GOP chair challenges cancer agency over pesticides States, greens sue Trump over Obama EPA water rule delay MORE faced profanities and confrontations while traveling after controversy surrounding Pruitt's use of first-class flights.
"Unfortunately. we've had some incidents on travel dating back to when I first started serving in the March-April timeframe", he told the newspaper.
Environmental Protection Agency Administrator Scott Pruitt frequently flies in first and business class because he's regularly confronted by angry members of the public during his travels, according to a report in Politico on Thursday.
He says he wasn't involved in the decision to put him in first class when he travels, which he says was made after some unpleasant interactions with travelers opposed to administration policies.
Pruitt said that he is not responsible for making decisions about his travel accommodations, telling the Union Leader that his chief of staff and security team make the determinations.More news: George Groves warns Chris Eubank Jr. against repeating his own mistakes
He receives many more threats than his predecessors, E&E News reported in January, and is the first EPA administrator to have a full-time security detail. "We've reached the point where there's not much civility in the marketplace and it's created, you know, it's created some issues and the (security) detail, the level of protection is determined by the level of threat". "They place me on the plane where they think is best from a safety perspective".
The Washington Post reported this week that Pruitt once spent $1,641.63 on a first-class seat for the 90-minute flight from Washington, DC, to New York City to do a television interview about President Trump's decision to withdraw the United States from the Paris climate accord.

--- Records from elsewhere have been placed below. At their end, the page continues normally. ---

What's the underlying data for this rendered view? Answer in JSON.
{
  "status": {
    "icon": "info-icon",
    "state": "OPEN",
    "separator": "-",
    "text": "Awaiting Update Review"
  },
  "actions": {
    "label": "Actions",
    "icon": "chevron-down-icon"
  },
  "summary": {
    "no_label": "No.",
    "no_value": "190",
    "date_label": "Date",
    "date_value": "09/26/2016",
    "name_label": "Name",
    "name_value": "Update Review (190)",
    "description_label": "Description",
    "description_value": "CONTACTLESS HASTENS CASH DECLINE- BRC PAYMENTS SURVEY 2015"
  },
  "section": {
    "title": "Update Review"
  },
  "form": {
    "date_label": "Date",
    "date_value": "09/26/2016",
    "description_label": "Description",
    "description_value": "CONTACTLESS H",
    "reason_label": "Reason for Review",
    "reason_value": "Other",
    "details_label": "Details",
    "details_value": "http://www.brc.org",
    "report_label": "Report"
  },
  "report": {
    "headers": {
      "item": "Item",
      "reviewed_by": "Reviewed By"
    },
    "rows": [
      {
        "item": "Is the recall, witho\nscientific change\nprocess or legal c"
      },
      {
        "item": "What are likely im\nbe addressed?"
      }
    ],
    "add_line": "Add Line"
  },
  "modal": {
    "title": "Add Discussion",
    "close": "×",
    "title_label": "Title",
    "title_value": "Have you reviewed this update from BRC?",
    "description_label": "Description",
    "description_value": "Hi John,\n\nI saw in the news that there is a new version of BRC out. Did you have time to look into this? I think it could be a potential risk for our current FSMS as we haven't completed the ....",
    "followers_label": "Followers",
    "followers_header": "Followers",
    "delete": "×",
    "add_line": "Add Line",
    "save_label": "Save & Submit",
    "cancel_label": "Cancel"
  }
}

Taxpayers picked up the tab for his round-trip business-class flight, which cost at least $7,000, several times the cost of what was paid for other staffers who accompanied him on the trip.
The Associated Press reported in July and again in December that spending on commercial airline tickets purchased for Pruitt indicated he was flying in premium-class seats.
The EPA chief has regularly sat in first- and business- class seats during his almost one year leading the agency, generating a storm of controversy.
Federal regulations require government employees to "exercise the same care in incurring expenses that a prudent person would exercise if traveling on personal business. and therefore, should consider the least expensive class of travel that meets their needs".More news: Lawmakers eye repeal of requirement they fund education by April 1
And at times, fellow airplane passengers have taken to Twitter and Facebook to highlight Pruitt is on board their flight, said Nino Perrotta, the EPA special agent in charge who has protected EPA administrators going back to the George W. Bush administration.
The EPA's internal watchdog, headed by Inspector General Arthur Elkins, is now reviewing Pruitt's frequent government-funded travel.
The EPA's inspector general has been auditing Pruitt's travel and recently said the scope of the audit extends through 2017.
EPA Spokesman Jahan Wilcox also said Tuesday that Pruitt had a "blanket waiver" to do so. But the EPA's assistant inspector general for investigations told The Washington Post past year that Pruitt has gotten a higher number of threats than his recent predecessors.
Meanwhile, the White House's budget proposal for EPA released earlier this week seeks to cut $3.7 million, or 9 percent, in funding for Elkins' office.More news: FBI Alerted To YouTube 'shooter' Post Last Year